DIY wealth building
The report also found that female millionaires are more likely to amass their wealth through entrepreneurial endeavors (50 percent) than salaried positions (31 percent).
This exemplifies the dire gender pay gap issue as male millionaires racked up their fortune through salaries (45 percent) with 47 percent owing their deep pockets to entrepreneurship.
Entrepreneurship, however, has been of special significance for Chinese looking to write their own rags-to-riches stories in a country that has been welcoming personal initiatives and encouraging dreaming big for the past three decades as it attempts to inject impetus to its economic growth.
And when Chinese strike it rich, it's usually a nine-zero sum.
According to the latest edition of the Hurun Global Rich List, published in March 2017, China is the world's number 1 not only in terms of the super-rich (609 billionaires with a whopping combined wealth of 1.6 trillion U.S. dollars), but also self-made billionaires.
It is also home to two-thirds of the world's self-made female billionaires, accounting for a staggering 79.5 percent of the 152 self-made billionaires worldwide
The country's richest woman who carved her own spot in the elite club of the super-wealthy is "Beijing Real Estate Queen" Chen Lihua, chairwoman of Fuwah International Group, one of the biggest commercial property developers in the Chinese capital.
Her wealth is valued at 7.2 billion U.S. dollars.
"China is indisputably now the best place in the world to be a female entrepreneur," Rupert Hoogewerf, the publisher of the Hurun Report, wrote in the March report.
"The one-child policy coupled with traditional childcare, whereby grandparents often play a much larger role in bringing up the children than in developed countries, is perhaps a reason.

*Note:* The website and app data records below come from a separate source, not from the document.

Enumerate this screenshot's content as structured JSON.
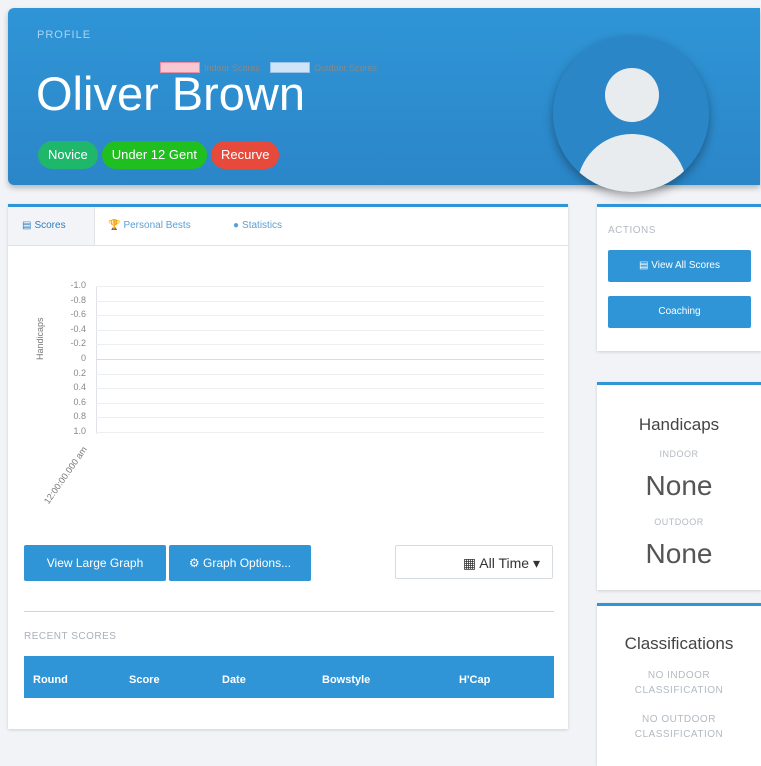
{
  "header": {
    "profile_label": "PROFILE",
    "name": "Oliver Brown",
    "badges": [
      {
        "label": "Novice",
        "color": "#1fb86b"
      },
      {
        "label": "Under 12 Gent",
        "color": "#1fbf1f"
      },
      {
        "label": "Recurve",
        "color": "#e7493a"
      }
    ]
  },
  "tabs": [
    {
      "label": "Scores",
      "icon": "chart-icon",
      "active": true
    },
    {
      "label": "Personal Bests",
      "icon": "trophy-icon",
      "active": false
    },
    {
      "label": "Statistics",
      "icon": "pin-icon",
      "active": false
    }
  ],
  "chart_data": {
    "type": "line",
    "series": [
      {
        "name": "Indoor Scores",
        "values": []
      },
      {
        "name": "Outdoor Scores",
        "values": []
      }
    ],
    "ylabel": "Handicaps",
    "xlabel": "",
    "ylim": [
      -1.0,
      1.0
    ],
    "y_reversed": true,
    "y_ticks": [
      "-1.0",
      "-0.8",
      "-0.6",
      "-0.4",
      "-0.2",
      "0",
      "0.2",
      "0.4",
      "0.6",
      "0.8",
      "1.0"
    ],
    "x_ticks": [
      "12:00:00.000 am"
    ],
    "legend_position": "top"
  },
  "buttons": {
    "view_large_graph": "View Large Graph",
    "graph_options": "Graph Options...",
    "time_range": "All Time"
  },
  "recent_scores": {
    "label": "RECENT SCORES",
    "columns": [
      "Round",
      "Score",
      "Date",
      "Bowstyle",
      "H'Cap"
    ]
  },
  "actions": {
    "label": "ACTIONS",
    "view_all_scores": "View All Scores",
    "coaching": "Coaching"
  },
  "handicaps": {
    "title": "Handicaps",
    "indoor_label": "INDOOR",
    "indoor_value": "None",
    "outdoor_label": "OUTDOOR",
    "outdoor_value": "None"
  },
  "classifications": {
    "title": "Classifications",
    "indoor_text": "NO INDOOR CLASSIFICATION",
    "outdoor_text": "NO OUTDOOR CLASSIFICATION"
  }
}
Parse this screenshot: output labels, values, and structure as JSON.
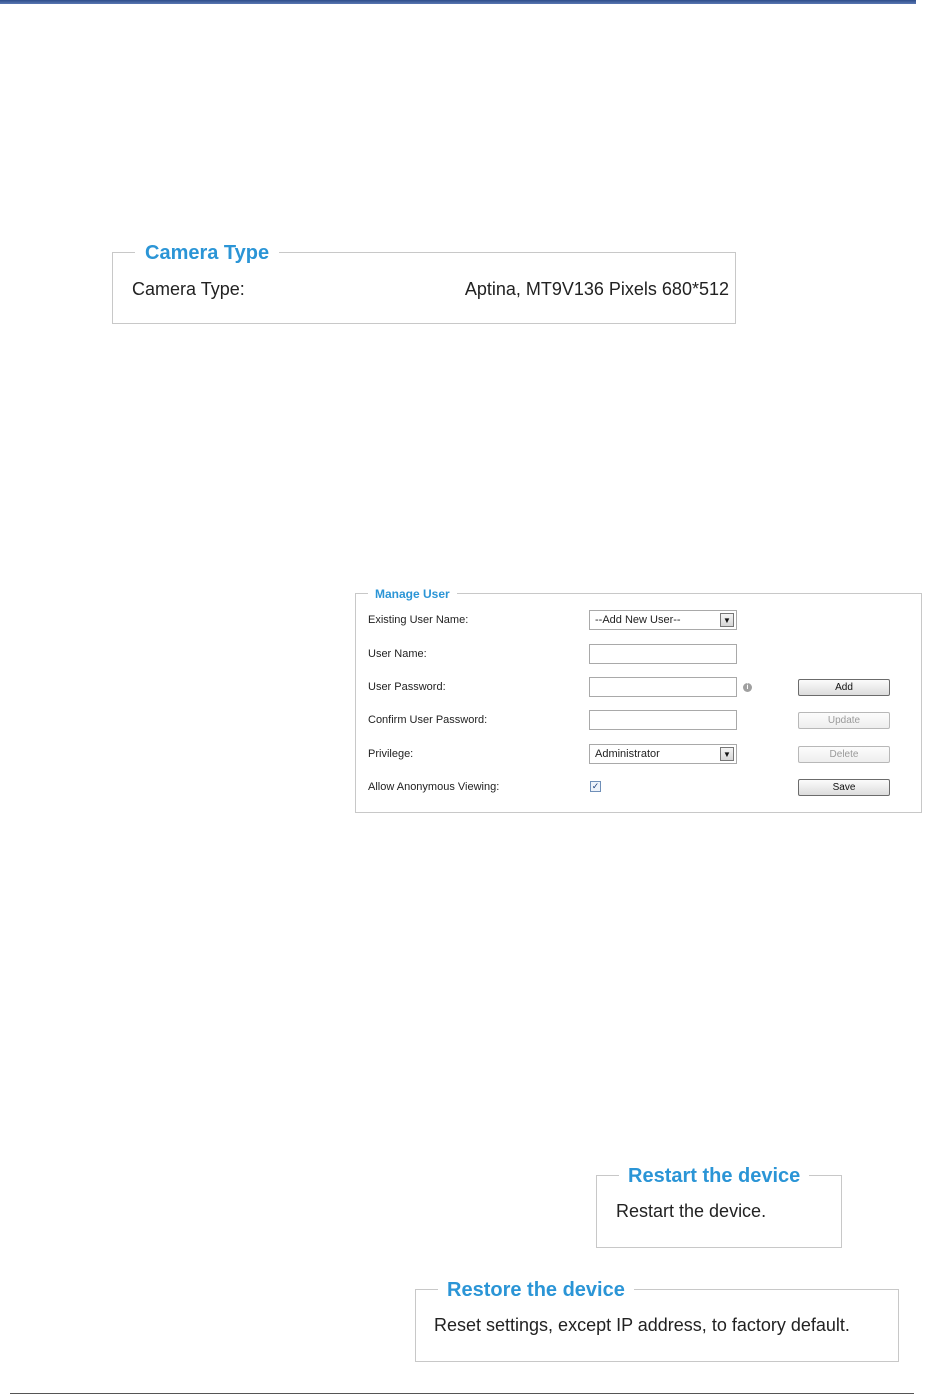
{
  "camera_type": {
    "legend": "Camera Type",
    "label": "Camera Type:",
    "value": "Aptina, MT9V136 Pixels 680*512"
  },
  "manage_user": {
    "legend": "Manage User",
    "existing_user_label": "Existing User Name:",
    "existing_user_value": "--Add New User--",
    "user_name_label": "User Name:",
    "user_name_value": "",
    "user_password_label": "User Password:",
    "user_password_value": "",
    "confirm_password_label": "Confirm User Password:",
    "confirm_password_value": "",
    "privilege_label": "Privilege:",
    "privilege_value": "Administrator",
    "anonymous_label": "Allow Anonymous Viewing:",
    "anonymous_checked": true,
    "buttons": {
      "add": "Add",
      "update": "Update",
      "delete": "Delete",
      "save": "Save"
    },
    "icons": {
      "dropdown": "chevron-down-icon",
      "info": "info-icon",
      "check": "check-icon"
    }
  },
  "restart": {
    "legend": "Restart the device",
    "text": "Restart the device."
  },
  "restore": {
    "legend": "Restore the device",
    "text": "Reset settings, except IP address, to factory default."
  },
  "colors": {
    "legend_blue": "#2b95d6",
    "header_rule": "#2e4d8a",
    "border": "#c8c8c8"
  }
}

Another is the business boom this generation has enjoyed in China," Hoogewerf told TechNode.
Tech-oriented women who are looking to hit the jackpot would be happy to know that, according to the Hurun Global self-made women billionaires list, the tech and telecoms industry does not seem like a dreaded place.
The index, released to mark International Women's Day this year, shows that TMT – Technology, Media, Telecom – has the most number of self-made women billionaires (13 in total), followed by manufacturing and retail with 11 each.